The fact is that public education is no longer needed in Utah. Utah businessmen no longer need educated customers and workers. At any education level, there are ample supplies of highly motivated foreign workers available that will work for less money than Americans. Educated customers are likely to see the false advertising and other ploys and be bad for business.

For the elite, the rich and powerful, there will always be education available at costs that prevent ordinary people from competing with the elite and the rich and powerful for the positions that make people rich and powerful.

I wish that Federal government would offer public education in competition to the so-called public educations of the states and local governments. It would offer up to date education for people to live and prosper in this time and not the indoctrination of children as needed by the local business. If parents could thus choose, which would they prefer? Would parents choose an American education of the world or a Utah education for the businessmen in Utah.

TinaMarie
Logan, UT

Mick wrote,

"Formerspud

Heaven forbid we correct a wrong because you already have your lesson plans. How about we do what is best for the kids. Isn't that what you teachers want?"

I believe what Formerspud is saying is that the curriculum has been developed by Utah, not the federal government or anyone else. I can't see what the opponents of Common Core are complaining about.

TilleySue
South Weber, UT

I am a recent opponent to Common Core (CC). I came to this decision independently, not because of any group or person persuading me. I happen to have children in public school, and I see and help them with the work they bring home. I have noticed a change in the work that comes home since the adoption of CC. Reading assignments are full of spelling, grammatical and punctuation errors. The content is sometimes iffy or even inappropriate, and often politically charged. The language of it feels "dumbed-down." The math is illogical and confusing and unnecessary. Why do we need to teach our children three ways to perform long division? Why not teach them the most efficient method and get on with it? Having witnessed the CC curriculum first hand, and having researched where this is heading (among other thing, nationalized sex-ed.) I want out.
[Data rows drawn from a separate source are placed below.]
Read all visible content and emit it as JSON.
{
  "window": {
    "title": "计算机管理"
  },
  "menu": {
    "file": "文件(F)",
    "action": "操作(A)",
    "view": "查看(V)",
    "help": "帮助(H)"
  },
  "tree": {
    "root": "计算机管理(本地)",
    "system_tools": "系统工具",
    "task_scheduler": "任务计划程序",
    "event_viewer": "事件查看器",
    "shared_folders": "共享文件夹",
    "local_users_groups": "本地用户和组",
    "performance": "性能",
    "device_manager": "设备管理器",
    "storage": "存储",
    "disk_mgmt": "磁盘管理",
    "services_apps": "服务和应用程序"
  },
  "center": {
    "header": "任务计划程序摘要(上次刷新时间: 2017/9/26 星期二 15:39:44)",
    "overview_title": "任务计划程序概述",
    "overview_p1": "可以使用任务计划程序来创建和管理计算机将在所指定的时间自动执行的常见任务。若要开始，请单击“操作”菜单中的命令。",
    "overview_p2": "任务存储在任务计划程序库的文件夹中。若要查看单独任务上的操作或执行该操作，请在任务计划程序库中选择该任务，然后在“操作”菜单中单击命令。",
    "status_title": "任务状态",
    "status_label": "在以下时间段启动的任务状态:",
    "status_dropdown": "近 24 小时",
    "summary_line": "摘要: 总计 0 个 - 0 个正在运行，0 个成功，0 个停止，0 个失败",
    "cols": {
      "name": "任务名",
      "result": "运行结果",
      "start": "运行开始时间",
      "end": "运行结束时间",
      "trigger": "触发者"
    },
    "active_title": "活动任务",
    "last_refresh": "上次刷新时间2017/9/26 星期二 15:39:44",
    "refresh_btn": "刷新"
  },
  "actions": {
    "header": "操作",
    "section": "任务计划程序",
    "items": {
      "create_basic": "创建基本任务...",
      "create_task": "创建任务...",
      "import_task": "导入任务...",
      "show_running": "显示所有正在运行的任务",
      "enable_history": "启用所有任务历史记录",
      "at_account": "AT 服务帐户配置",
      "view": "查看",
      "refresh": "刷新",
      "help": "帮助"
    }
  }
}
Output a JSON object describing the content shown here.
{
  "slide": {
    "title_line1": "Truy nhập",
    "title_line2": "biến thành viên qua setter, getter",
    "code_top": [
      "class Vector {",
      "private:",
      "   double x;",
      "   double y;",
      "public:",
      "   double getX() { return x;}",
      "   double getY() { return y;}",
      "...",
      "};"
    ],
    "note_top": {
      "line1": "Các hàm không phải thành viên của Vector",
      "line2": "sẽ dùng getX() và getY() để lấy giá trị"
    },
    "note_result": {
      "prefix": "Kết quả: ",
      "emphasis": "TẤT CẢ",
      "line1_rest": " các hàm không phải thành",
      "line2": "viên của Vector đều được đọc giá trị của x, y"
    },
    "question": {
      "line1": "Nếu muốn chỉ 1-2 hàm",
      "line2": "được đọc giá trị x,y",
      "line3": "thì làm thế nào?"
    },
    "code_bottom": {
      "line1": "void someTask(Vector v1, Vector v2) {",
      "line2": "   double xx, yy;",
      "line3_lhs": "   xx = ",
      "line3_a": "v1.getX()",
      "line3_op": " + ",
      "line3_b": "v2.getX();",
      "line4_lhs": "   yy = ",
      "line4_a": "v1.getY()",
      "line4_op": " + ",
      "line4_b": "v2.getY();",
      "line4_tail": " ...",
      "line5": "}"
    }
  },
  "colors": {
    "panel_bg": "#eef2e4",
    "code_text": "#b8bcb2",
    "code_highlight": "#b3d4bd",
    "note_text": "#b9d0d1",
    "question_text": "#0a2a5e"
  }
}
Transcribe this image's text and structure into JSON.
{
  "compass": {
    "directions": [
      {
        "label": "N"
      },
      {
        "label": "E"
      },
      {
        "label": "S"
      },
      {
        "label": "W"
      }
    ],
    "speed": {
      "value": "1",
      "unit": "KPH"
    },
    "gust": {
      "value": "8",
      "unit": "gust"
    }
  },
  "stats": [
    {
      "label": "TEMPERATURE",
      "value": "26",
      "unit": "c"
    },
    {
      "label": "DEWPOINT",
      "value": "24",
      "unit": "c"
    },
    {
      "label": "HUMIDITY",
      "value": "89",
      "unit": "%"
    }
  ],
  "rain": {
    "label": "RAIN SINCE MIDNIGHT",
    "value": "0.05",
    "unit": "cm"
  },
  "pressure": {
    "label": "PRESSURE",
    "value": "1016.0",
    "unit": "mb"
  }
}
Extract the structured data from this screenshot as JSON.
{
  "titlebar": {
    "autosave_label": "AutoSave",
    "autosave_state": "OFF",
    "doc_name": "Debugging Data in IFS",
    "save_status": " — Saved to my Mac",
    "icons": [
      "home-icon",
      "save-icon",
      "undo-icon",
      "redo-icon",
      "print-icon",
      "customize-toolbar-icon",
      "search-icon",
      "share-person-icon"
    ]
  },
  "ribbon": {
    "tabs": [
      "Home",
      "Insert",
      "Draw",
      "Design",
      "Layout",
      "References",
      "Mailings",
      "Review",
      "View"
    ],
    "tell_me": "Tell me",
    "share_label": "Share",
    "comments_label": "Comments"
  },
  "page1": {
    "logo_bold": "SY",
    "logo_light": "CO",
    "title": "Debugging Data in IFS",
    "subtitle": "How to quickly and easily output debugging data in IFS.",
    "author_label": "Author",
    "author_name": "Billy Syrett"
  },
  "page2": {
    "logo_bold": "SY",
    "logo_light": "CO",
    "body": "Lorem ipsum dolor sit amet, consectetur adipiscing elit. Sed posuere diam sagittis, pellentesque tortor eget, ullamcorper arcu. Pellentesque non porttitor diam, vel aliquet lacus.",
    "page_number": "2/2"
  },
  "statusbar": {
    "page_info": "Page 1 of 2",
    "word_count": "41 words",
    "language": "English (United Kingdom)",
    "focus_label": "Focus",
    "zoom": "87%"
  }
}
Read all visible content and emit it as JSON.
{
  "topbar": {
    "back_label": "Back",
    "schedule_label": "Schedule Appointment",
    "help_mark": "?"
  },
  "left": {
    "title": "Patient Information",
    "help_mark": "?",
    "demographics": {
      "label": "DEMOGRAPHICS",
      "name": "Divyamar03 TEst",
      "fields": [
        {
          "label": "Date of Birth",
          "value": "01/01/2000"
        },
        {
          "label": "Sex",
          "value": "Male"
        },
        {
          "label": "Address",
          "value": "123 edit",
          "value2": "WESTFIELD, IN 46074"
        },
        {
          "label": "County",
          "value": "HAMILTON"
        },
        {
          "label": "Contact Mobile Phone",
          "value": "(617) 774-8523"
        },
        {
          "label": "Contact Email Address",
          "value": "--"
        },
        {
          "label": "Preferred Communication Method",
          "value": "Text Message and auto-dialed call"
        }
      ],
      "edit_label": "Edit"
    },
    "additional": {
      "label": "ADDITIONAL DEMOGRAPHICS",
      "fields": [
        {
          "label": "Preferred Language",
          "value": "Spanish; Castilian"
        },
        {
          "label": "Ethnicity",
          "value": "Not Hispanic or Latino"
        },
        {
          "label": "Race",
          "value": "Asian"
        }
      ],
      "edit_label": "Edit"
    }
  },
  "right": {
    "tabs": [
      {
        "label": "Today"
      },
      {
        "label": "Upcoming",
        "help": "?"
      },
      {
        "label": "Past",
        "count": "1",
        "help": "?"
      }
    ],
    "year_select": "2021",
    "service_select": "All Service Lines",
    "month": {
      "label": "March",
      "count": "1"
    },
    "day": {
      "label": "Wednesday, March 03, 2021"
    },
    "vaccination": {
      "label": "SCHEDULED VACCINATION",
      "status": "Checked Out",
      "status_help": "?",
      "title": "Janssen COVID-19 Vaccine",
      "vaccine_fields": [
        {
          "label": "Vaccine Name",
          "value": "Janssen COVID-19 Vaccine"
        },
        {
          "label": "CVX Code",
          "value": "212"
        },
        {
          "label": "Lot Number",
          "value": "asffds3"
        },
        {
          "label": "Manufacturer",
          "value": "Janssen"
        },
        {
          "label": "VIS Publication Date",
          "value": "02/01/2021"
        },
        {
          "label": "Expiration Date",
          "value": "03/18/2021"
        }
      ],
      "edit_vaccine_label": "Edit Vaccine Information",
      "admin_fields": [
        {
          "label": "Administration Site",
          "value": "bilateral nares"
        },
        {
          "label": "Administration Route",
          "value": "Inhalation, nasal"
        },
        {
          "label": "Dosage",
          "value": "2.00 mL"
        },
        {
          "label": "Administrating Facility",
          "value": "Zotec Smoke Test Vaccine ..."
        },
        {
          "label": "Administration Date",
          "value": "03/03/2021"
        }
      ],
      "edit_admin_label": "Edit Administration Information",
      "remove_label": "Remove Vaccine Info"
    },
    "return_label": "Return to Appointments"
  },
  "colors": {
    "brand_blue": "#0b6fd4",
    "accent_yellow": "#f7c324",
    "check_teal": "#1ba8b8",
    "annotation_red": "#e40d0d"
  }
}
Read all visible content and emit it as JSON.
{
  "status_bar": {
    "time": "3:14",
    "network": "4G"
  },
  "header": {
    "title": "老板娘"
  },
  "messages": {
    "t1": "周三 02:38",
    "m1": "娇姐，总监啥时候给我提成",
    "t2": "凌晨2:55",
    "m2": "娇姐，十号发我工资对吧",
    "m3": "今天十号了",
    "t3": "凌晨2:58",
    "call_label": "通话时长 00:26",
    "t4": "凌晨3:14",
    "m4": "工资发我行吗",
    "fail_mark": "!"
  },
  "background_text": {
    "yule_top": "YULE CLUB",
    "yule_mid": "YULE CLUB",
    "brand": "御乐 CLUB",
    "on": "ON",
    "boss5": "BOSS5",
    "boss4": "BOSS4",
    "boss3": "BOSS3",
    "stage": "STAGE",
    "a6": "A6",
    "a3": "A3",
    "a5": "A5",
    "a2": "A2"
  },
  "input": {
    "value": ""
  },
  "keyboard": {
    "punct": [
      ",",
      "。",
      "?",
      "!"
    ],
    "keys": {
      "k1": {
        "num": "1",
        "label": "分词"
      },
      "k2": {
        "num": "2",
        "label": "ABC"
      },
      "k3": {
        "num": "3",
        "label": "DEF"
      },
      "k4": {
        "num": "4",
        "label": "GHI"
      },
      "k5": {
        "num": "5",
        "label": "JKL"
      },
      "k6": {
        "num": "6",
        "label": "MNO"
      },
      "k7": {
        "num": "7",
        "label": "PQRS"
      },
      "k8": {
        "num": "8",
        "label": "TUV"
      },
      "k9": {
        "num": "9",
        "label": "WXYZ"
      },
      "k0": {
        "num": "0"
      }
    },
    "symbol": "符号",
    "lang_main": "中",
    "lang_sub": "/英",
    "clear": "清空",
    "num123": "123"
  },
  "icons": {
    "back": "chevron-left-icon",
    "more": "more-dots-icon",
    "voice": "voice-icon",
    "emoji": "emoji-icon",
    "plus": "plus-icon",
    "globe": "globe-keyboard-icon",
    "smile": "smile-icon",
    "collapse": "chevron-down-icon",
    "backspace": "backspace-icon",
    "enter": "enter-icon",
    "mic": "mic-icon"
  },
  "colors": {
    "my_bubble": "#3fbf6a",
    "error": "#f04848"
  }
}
Besides, it's unconstitutional. The Federal government should have no hand in this.

to comment

DeseretNews.com encourages a civil dialogue among its readers. We welcome your thoughtful comments.
About comments